*What needs to be done*: The answer should be a single number, the count of lines in this material that contain "label".

*Provided data*:
----

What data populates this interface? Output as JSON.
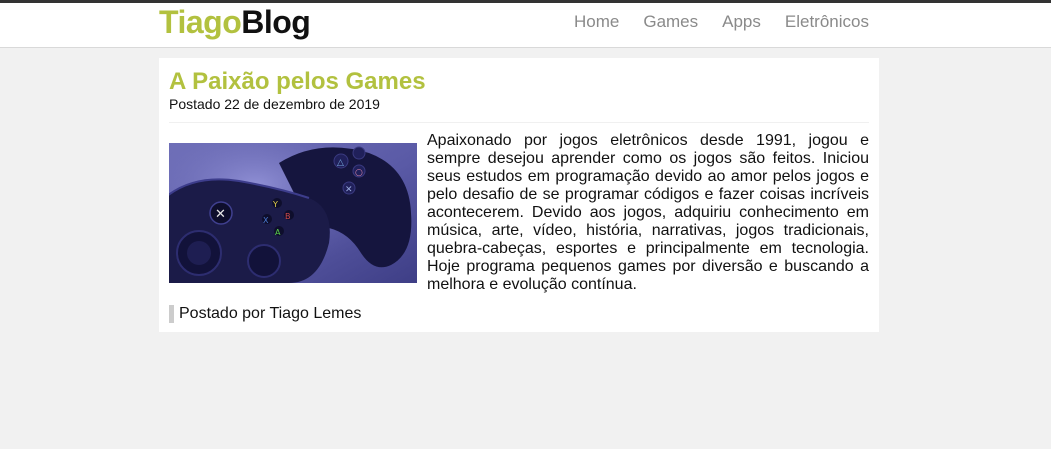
{
  "brand": {
    "part1": "Tiago",
    "part2": "Blog"
  },
  "nav": [
    {
      "label": "Home"
    },
    {
      "label": "Games"
    },
    {
      "label": "Apps"
    },
    {
      "label": "Eletrônicos"
    }
  ],
  "post": {
    "title": "A Paixão pelos Games",
    "date": "Postado 22 de dezembro de 2019",
    "body": "Apaixonado por jogos eletrônicos desde 1991, jogou e sempre desejou aprender como os jogos são feitos. Iniciou seus estudos em programação devido ao amor pelos jogos e pelo desafio de se programar códigos e fazer coisas incríveis acontecerem. Devido aos jogos, adquiriu conhecimento em música, arte, vídeo, história, narrativas, jogos tradicionais, quebra-cabeças, esportes e principalmente em tecnologia. Hoje programa pequenos games por diversão e buscando a melhora e evolução contínua.",
    "author": "Postado por Tiago Lemes",
    "image_subject": "xbox-and-playstation-controllers"
  },
  "colors": {
    "accent": "#b2c13f",
    "page_bg": "#f1f1f1",
    "nav_text": "#8a8a8a"
  }
}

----

*Task output*: 4